Click Here to Learn How Morris-Hall PLLC is helping clients during the COVID-19 pandemic.

Annual Gift Tax Exclusion vs. Lifetime Gift Tax Exemption

Have you ever wondered how much money you can give to your family or friends without having to pay gift tax? You are not alone if the answer is yes! Below are some of the more common questions about gift tax, according to the Internal Revenue Service.

What is considered a gift?
Any transfer to an individual, either directly or indirectly, where full consideration is not received in return.

Who pays the gift tax?
The donor is generally responsible for paying the gift tax.

What can be excluded from gifts?

  1. Gifts that are less than the annual exclusion for the calendar year.
  2. Tuition or medical expenses you pay for someone.
  3. Gifts to your spouse.
  4. Gifts to a political organization for its use.

Gifts to qualifying charities are deductible from the value of the gift(s) made.

The federal gift tax has two “exclusions” or “exemptions.” These two include one that applies on an annual basis (annual gift tax exclusion) and the other that applies over the taxpayer’s entire lifetime (lifetime gift tax exemption). I often meet with clients that confuse these two, and mistakenly think that for 2013 Congress raised the $13,000 annual gift tax exclusion to $5,000,000.

The annual gift tax exclusion is the amount that can be given away by a taxpayer in any one year to any number of people free from any federal gift tax consequences. For 2013, the annual gift tax exclusion is $14,000 per person. So, as long as a lump sum gift or smaller gifts made to the same person in 2013 don’t exceed $14,000, there is no federal gift tax due.

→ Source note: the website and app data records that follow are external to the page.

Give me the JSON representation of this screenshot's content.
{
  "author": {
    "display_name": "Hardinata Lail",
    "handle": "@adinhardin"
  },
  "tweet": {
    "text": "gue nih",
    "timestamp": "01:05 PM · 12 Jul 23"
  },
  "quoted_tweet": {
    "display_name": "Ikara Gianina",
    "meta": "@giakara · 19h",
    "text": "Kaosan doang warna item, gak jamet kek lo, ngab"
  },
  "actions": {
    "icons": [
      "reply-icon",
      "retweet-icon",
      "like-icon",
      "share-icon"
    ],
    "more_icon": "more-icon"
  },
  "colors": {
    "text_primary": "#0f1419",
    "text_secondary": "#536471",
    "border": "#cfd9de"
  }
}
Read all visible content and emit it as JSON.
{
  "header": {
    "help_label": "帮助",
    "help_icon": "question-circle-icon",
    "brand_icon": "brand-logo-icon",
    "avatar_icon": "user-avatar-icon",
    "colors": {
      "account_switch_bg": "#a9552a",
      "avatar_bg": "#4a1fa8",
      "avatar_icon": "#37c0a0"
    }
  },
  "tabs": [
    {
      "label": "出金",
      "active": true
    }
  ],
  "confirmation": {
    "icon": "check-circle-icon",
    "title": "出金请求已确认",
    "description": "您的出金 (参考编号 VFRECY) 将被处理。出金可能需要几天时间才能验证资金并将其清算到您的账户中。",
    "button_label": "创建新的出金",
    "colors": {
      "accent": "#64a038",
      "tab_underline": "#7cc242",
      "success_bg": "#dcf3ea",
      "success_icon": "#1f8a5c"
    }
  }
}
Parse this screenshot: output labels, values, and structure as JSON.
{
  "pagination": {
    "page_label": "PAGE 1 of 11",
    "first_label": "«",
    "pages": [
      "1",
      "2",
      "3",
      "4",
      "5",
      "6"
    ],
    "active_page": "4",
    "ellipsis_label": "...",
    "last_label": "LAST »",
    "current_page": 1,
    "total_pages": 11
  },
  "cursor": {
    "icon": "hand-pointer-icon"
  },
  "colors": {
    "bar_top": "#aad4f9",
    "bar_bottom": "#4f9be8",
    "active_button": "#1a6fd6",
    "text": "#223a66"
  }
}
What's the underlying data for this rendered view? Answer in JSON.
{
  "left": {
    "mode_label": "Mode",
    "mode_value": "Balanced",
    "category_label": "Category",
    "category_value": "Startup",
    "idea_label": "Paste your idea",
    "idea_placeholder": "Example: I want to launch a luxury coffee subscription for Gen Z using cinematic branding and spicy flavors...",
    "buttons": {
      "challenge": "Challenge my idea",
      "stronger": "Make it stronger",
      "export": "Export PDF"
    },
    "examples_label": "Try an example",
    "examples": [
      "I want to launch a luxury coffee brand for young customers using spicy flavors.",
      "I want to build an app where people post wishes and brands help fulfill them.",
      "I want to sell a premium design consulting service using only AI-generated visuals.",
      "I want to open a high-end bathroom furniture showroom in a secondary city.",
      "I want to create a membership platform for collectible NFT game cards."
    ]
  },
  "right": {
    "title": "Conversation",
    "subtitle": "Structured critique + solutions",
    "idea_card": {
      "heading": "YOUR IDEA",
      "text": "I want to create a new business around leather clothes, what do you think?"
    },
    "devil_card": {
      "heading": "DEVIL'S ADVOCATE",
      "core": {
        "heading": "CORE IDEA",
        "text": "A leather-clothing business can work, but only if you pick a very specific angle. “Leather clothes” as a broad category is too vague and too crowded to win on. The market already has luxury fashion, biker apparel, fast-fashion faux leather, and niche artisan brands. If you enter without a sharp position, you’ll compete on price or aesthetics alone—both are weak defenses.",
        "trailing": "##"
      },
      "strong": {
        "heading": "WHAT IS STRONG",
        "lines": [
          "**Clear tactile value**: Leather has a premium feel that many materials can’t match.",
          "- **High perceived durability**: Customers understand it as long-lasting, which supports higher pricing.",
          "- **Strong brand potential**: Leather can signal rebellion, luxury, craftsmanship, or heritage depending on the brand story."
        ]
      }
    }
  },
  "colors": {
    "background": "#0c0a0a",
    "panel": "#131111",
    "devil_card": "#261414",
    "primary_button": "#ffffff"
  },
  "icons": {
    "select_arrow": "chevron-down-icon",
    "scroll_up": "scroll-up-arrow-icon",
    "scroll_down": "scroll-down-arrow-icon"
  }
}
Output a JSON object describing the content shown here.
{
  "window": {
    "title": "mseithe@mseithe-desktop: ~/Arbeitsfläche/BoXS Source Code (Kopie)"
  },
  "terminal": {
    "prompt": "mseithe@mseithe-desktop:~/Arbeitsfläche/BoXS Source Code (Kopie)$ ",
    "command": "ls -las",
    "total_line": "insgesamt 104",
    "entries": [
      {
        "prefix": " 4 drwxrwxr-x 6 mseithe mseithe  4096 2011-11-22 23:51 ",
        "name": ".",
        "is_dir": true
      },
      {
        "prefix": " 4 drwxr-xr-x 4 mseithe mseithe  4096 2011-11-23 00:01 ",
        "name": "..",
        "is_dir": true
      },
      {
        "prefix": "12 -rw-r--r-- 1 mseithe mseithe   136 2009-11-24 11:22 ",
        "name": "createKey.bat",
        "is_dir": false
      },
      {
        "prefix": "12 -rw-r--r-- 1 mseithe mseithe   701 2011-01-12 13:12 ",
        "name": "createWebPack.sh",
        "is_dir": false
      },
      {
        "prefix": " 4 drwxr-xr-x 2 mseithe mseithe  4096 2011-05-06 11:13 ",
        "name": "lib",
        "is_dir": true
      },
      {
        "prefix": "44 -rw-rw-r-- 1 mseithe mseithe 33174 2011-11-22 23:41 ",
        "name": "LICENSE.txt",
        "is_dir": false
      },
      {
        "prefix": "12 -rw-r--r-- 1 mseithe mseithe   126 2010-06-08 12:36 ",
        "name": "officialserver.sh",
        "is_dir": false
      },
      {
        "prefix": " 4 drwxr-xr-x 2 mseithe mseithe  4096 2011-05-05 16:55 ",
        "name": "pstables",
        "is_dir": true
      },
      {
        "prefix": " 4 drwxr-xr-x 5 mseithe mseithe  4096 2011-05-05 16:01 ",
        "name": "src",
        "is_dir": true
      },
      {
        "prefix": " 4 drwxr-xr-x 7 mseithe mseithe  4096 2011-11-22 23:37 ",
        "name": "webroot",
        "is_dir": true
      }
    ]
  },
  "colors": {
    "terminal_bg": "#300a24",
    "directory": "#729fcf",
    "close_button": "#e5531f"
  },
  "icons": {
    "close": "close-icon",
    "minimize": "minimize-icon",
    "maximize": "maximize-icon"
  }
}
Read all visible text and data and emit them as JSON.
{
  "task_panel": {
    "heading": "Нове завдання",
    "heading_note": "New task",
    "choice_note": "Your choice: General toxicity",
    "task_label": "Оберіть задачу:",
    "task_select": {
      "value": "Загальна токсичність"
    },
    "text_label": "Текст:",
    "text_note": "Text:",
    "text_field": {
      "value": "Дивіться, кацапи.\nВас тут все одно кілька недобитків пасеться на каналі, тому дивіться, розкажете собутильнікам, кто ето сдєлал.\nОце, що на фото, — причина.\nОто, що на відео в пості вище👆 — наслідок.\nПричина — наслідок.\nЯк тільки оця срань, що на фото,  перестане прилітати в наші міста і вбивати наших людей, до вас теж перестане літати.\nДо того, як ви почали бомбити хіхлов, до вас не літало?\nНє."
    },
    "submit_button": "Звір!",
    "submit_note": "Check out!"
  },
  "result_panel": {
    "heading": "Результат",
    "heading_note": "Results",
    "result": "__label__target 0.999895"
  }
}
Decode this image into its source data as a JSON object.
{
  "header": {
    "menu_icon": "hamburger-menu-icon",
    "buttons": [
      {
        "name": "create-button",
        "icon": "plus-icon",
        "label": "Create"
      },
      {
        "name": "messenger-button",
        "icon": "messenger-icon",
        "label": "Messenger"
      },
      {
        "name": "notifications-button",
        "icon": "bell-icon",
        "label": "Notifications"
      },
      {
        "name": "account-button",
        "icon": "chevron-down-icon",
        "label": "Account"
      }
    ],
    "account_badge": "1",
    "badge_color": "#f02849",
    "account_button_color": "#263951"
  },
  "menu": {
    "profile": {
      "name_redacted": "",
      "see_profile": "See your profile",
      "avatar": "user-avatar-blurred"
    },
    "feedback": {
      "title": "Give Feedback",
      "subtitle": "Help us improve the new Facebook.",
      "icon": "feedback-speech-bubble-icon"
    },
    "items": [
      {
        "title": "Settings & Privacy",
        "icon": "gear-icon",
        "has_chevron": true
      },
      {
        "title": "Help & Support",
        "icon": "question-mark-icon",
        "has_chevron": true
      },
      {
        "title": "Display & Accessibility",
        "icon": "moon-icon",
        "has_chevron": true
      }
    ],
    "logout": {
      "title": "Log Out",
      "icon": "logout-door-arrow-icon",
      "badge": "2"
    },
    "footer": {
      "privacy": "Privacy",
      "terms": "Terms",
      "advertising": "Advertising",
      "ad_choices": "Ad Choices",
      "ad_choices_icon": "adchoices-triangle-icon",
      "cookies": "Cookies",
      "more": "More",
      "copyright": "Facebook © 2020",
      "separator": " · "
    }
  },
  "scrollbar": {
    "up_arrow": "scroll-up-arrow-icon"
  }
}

In contrast, the lifetime gift tax exemption is the amount that can be given away by a taxpayer over his or her entire lifetime to any number of people that will be free from gift taxes but will reduce the amount that can be given away by the taxpayer tax free after death. For 2013, the lifetime gift tax exemption is $5,000,000, indexed for inflation, which is the same as the federal estate tax exemption. It’s important to remember that if you gift away any amount of your lifetime gift tax exemption, then this amount will be subtracted from your federal estate tax exemption after you die.

If you have questions or would like to schedule a free consultation, contact our office at 888.222.1328 today!

About Morris Hall:
At Morris Hall, we have focused our legal practice on estate planning for over 40 years.  Along with estate planning, our attorneys help clients and their families with matters of probate, trust administration, wills, power of attorneys, business planning, succession planning, legacy planning, charitable gifting and other important legal aspects.  We also have divisions in financial, real estate and accounting to help you incorporate all of your planning together, ensuring that everything works perfectly for your needs and situation. Our Arizona offices are located in Phoenix, Mesa, Scottsdale, Cave Creek, Tucson, Prescott, Flagstaff and Arrowhead.  Our New Mexico offices are located in Albuquerque, Las Cruces and Santa Fe.  Contact us today at 888.222.1328 to schedule an appointment!

This blog should be used for informational purposes only.  It does not create an attorney-client relationship with any reader and should not be construed as legal advice.  If you need legal advice, please contact an attorney in your community who can assess the specifics of your situation.

5 Comments

  • sean says:

    Other web site indicate $5120k lifetime gift exclusion was expired 2012; it is 1 million in 2013. Which is correct? Thank you.

    • Morris, Hall & Kinghorn says:

      Hi Sean,

      They may have been writing that prior to 2013 perhaps. The law was set up to expire in 2013 and the exemption would return to $1 million. However, congress passed a new bill to keep the exemption at $5 million (as indexed for inflation). Hope that answers your question!

  • Gloria S. Valdez says:

    Very succinct and informative entry. I’m almost entirely clueless concerning estate and investment taxes. How does this apply to early withdrawal from a 401k or PERA account? My husband lost a well-paying job last week and it will take awhile to find an adequate replacement. We don’t have the adequate accessible savings to keep us afloat for three months. I hate to admit to that but truth is truth.

    • Morris, Hall & Kinghorn says:

      Hi Gloria,

      Unfortunately, I cannot answer this via web and would suggest that you meet with our financial department. They will provide you with a free consultation and will be happy to answer some questions over the phone as well. Their number is 602.257.0400.

      And don’t feel to bad, there are many people that have not set aside the funds for potential unemployment of other such difficulty. Hopefully he is able to find a job quickly and you will be back on your feet in no time!

  • Josef R. Smith says:

    I agree that Congress did not raise the annual allowed tax free amount to 5+million dollars. We have consulted a local estate attorney and he maintains that the annual allowable tax free amount is the 5+ million amount and can be applied in one year of giving. Do you know of anyone requesting an interpretation of the rule from the IRS in this regard and, if so where can one find a copy of the IRS interpretation?

Leave a Reply